For more than a year, several Foolish writers (including me) have been advocating caution when it comes to cannabis stocks. The height of enthusiasm back in the summer and fall of 2018 has subsided substantially, with many stocks down more than 50% from their highs.
A little over a year ago, I began promoting the need to halve certain positions that had accelerated to enormous heights. Valuations became stretched, as the companies’ stocks appeared to climb without end, regardless of their non-existent earnings. At this point, I began to promote the strategy of halving your position with each double.
I would rarely recommend selling everything, even if that might have been the best course of action in hindsight. Take Canopy Growth (TSX:WEED)(NYSE:CGC), for example. I first recommended selling half the stock at a share price of about $40 a share when the company hit that level for the first time.
If you had sold everything at that point, you would have missed out on the ride, as the stock continued to accelerate above $70 a share. You would have regretted your decision and very likely would have stepped back into the stock at a higher level.

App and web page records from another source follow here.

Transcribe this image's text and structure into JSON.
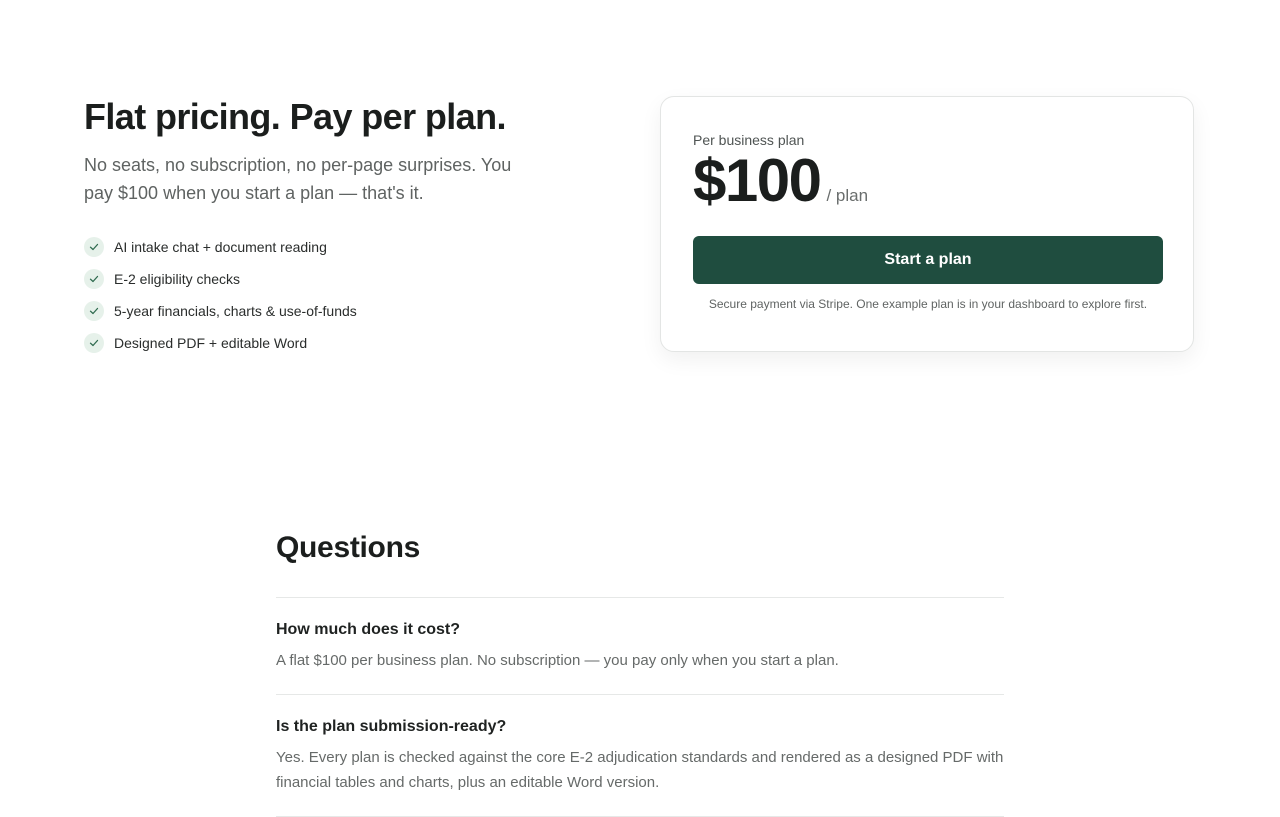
{
  "pricing": {
    "title": "Flat pricing. Pay per plan.",
    "subtitle": "No seats, no subscription, no per-page surprises. You pay $100 when you start a plan — that's it.",
    "features": [
      "AI intake chat + document reading",
      "E-2 eligibility checks",
      "5-year financials, charts & use-of-funds",
      "Designed PDF + editable Word"
    ],
    "feature_icon": "check-icon"
  },
  "card": {
    "label": "Per business plan",
    "price": "$100",
    "unit": "/ plan",
    "button_label": "Start a plan",
    "footnote": "Secure payment via Stripe. One example plan is in your dashboard to explore first."
  },
  "faq": {
    "title": "Questions",
    "items": [
      {
        "question": "How much does it cost?",
        "answer": "A flat $100 per business plan. No subscription — you pay only when you start a plan."
      },
      {
        "question": "Is the plan submission-ready?",
        "answer": "Yes. Every plan is checked against the core E-2 adjudication standards and rendered as a designed PDF with financial tables and charts, plus an editable Word version."
      }
    ]
  },
  "colors": {
    "accent": "#1f4d3f",
    "check_bg": "#e6f1ea",
    "check_stroke": "#2f6b4f"
  }
}
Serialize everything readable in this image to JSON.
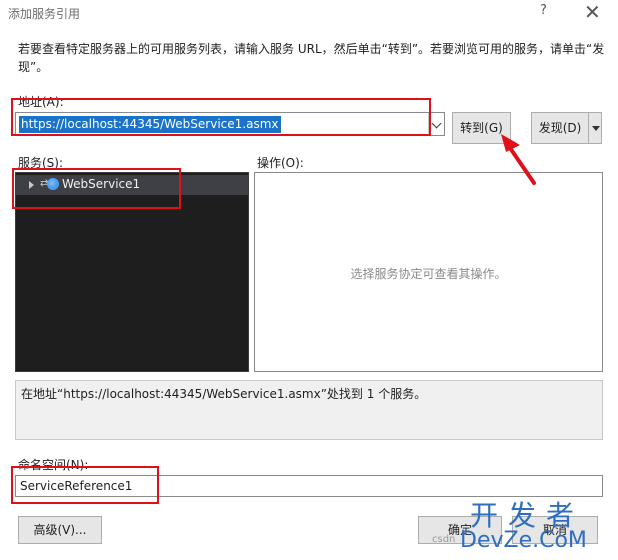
{
  "window": {
    "title": "添加服务引用",
    "help_glyph": "?",
    "close_glyph": "✕"
  },
  "instruction": "若要查看特定服务器上的可用服务列表，请输入服务 URL，然后单击“转到”。若要浏览可用的服务，请单击“发现”。",
  "address": {
    "label": "地址(A):",
    "value": "https://localhost:44345/WebService1.asmx"
  },
  "buttons": {
    "goto": "转到(G)",
    "discover": "发现(D)",
    "advanced": "高级(V)...",
    "ok": "确定",
    "cancel": "取消"
  },
  "services": {
    "label": "服务(S):",
    "items": [
      {
        "label": "WebService1",
        "icon": "web-service-icon"
      }
    ]
  },
  "operations": {
    "label": "操作(O):",
    "placeholder": "选择服务协定可查看其操作。"
  },
  "status": "在地址“https://localhost:44345/WebService1.asmx”处找到 1 个服务。",
  "namespace": {
    "label": "命名空间(N):",
    "value": "ServiceReference1"
  },
  "watermark": {
    "line1": "开发者",
    "line2": "DevZe.CoM",
    "small": "csdn"
  },
  "colors": {
    "annotation": "#e0101a",
    "selection": "#1a73c8",
    "tree_background": "#1e1e1e"
  }
}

By selling half, you get the comfort, thanks to the benefits of a mental bias known as mental accounting, to get your original investment back and then “play with the house’s money,” in gambling terms.
Should you get in now?
Honestly, the fact that these companies have yet to make any real money to justify their valuations makes it very difficult to pull the trigger on buying shares. Even at these much lower share prices, it is hard to imagine that they command the valuations they currently represent.
The one great thing I can argue about these companies is the fact that they have frequently sold one of their most valuable assets: their shares. When these companies were at sky-high valuations, they made a wise choice by issuing shares to get cash. Of course, this diluted the shareholders, but it was a good way for the company to make money by selling its overpriced assets.
Canopy Growth had a massive net loss in its June results, another in a long line of negative earnings. Much of it was due to capital spending, which could be argued as an important mechanism to drive future growth, but all the same, it would be nice to see the company making money.
It’s not all bad
I am not a fan of many of these growth stocks, especially cannabis stocks, due to the fact that they do not make any real amounts of money. Nevertheless, there are some positive attributes that could be attractive in the future.
Canopy, for one, has a lot of cash on the balance sheet and relatively little debt. This should help to cushion the blow and even eventually put a floor under the shares. It also has the government at its back trying to stop its biggest competitor: black-market producers. If the government is able to get the basement operations to stop, legitimate operators like Canopy might be better able to make money.
The bottom line
It is very difficult, impossible even, to pick the top on any individual growth stock. The best you can do is get your money back as quickly as possible. This is doubly true if these growth stocks, as was the case for Canopy and others, do not actually make any money. Stocks can go up quickly on dreams and rainbows, but watch out if the dreams die and the rainbows fade away.
I use gambling analogies to discuss these stocks frequently because buying growth stocks is very much akin to gambling. This is doubly true when the companies do not have earnings or dividends to support share appreciation. Use effective mitigation strategies, like getting your money back quick, and you will be able to weather growth stock storms.
This article represents the opinion of the writer, who may disagree with the “official” recommendation position of a Motley Fool premium service or advisor. We’re Motley! Questioning an investing thesis — even one of our own — helps us all think critically about investing and make decisions that help us become smarter, happier, and richer, so we sometimes publish articles that may not be in line with recommendations, rankings or other content.
Fool contributor Kris Knutson has no position in any of the stocks mentioned.